Records from a collection:
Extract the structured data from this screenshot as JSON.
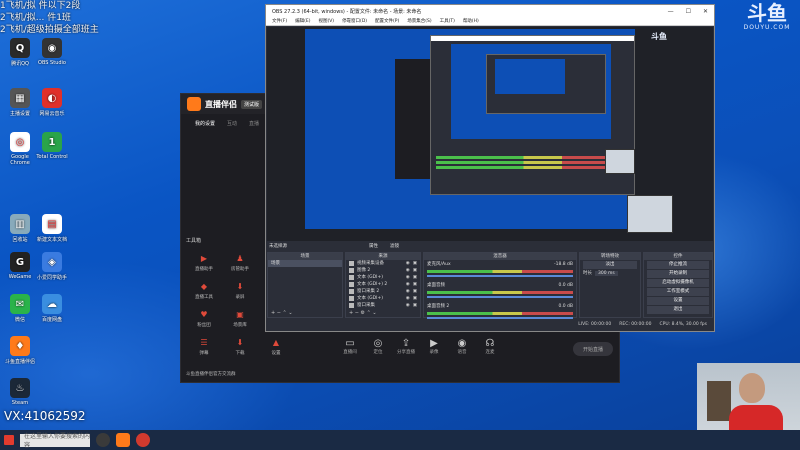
{
  "overlay": {
    "line1": "1飞机/拟 件以下2段",
    "line2": "2飞机/拟... 件1班",
    "line3": "2飞机/超级拍摄全部班主",
    "line4": "VX:41062592"
  },
  "brand": {
    "main": "斗鱼",
    "sub": "DOUYU.COM"
  },
  "desktop_icons": [
    {
      "label": "腾讯QQ",
      "color": "#2a2a2a",
      "glyph": "Q"
    },
    {
      "label": "OBS Studio",
      "color": "#333",
      "glyph": "◉"
    },
    {
      "label": "主播设置",
      "color": "#555",
      "glyph": "▦"
    },
    {
      "label": "网易云音乐",
      "color": "#e0302a",
      "glyph": "◐"
    },
    {
      "label": "Google Chrome",
      "color": "#fff",
      "glyph": "◎"
    },
    {
      "label": "Total Control",
      "color": "#2aa44a",
      "glyph": "1"
    },
    {
      "label": "回收站",
      "color": "#8ab",
      "glyph": "▥"
    },
    {
      "label": "新建文本文档",
      "color": "#fff",
      "glyph": "▤"
    },
    {
      "label": "WeGame",
      "color": "#222",
      "glyph": "G"
    },
    {
      "label": "小爱同学助手",
      "color": "#3a7be0",
      "glyph": "◈"
    },
    {
      "label": "微信",
      "color": "#2ab34a",
      "glyph": "✉"
    },
    {
      "label": "百度网盘",
      "color": "#3a8ee0",
      "glyph": "☁"
    },
    {
      "label": "斗鱼直播伴侣",
      "color": "#ff7a1a",
      "glyph": "♦"
    },
    {
      "label": "Steam",
      "color": "#1b2838",
      "glyph": "♨"
    }
  ],
  "companion": {
    "title": "直播伴侣",
    "version": "测试版",
    "tabs": [
      "我的设置",
      "互动",
      "直播"
    ],
    "tool_header": "工具箱",
    "tools": [
      {
        "label": "直播助手",
        "glyph": "▶"
      },
      {
        "label": "房管助手",
        "glyph": "♟"
      },
      {
        "label": "主播",
        "glyph": "★"
      },
      {
        "label": "直播工具",
        "glyph": "◆"
      },
      {
        "label": "录屏",
        "glyph": "⬇"
      },
      {
        "label": "",
        "glyph": ""
      },
      {
        "label": "粉丝团",
        "glyph": "♥"
      },
      {
        "label": "场景库",
        "glyph": "▣"
      },
      {
        "label": "",
        "glyph": ""
      },
      {
        "label": "弹幕",
        "glyph": "☰"
      },
      {
        "label": "下载",
        "glyph": "⬇"
      },
      {
        "label": "设置",
        "glyph": "▲"
      }
    ],
    "bottom": [
      {
        "label": "直播间",
        "glyph": "▭"
      },
      {
        "label": "定位",
        "glyph": "◎"
      },
      {
        "label": "分享直播",
        "glyph": "⇪"
      },
      {
        "label": "录像",
        "glyph": "▶"
      },
      {
        "label": "语音",
        "glyph": "◉"
      },
      {
        "label": "连麦",
        "glyph": "☊"
      }
    ],
    "start_btn": "开始直播",
    "footer_text": "斗鱼直播伴侣官方交流群"
  },
  "obs": {
    "title": "OBS 27.2.3 (64-bit, windows) - 配置文件: 未命名 - 场景: 未命名",
    "menu": [
      "文件(F)",
      "编辑(E)",
      "视图(V)",
      "停靠窗口(D)",
      "配置文件(P)",
      "场景集合(S)",
      "工具(T)",
      "帮助(H)"
    ],
    "scene_label": "未选择源",
    "props_btn": "属性",
    "filters_btn": "滤镜",
    "panels": {
      "scenes": "场景",
      "sources": "来源",
      "mixer": "混音器",
      "transitions": "转场特效",
      "controls": "控件"
    },
    "scenes": [
      "场景"
    ],
    "sources": [
      "视频采集设备",
      "图像 2",
      "文本 (GDI+)",
      "文本 (GDI+) 2",
      "窗口采集 2",
      "文本 (GDI+)",
      "窗口采集"
    ],
    "mixer": [
      {
        "name": "麦克风/Aux",
        "db": "-18.8 dB"
      },
      {
        "name": "桌面音频",
        "db": "0.0 dB"
      },
      {
        "name": "桌面音频 2",
        "db": "0.0 dB"
      }
    ],
    "transition": {
      "type": "淡出",
      "duration_label": "时长",
      "duration": "300 ms"
    },
    "controls": [
      "停止推流",
      "开始录制",
      "启动虚拟摄像机",
      "工作室模式",
      "设置",
      "退出"
    ],
    "status": {
      "live": "LIVE: 00:00:00",
      "rec": "REC: 00:00:00",
      "cpu": "CPU: 8.4%, 30.00 fps"
    }
  },
  "taskbar": {
    "search": "在这里输入你要搜索的内容"
  }
}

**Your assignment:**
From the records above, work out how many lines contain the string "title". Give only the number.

**Finished exercise:**
2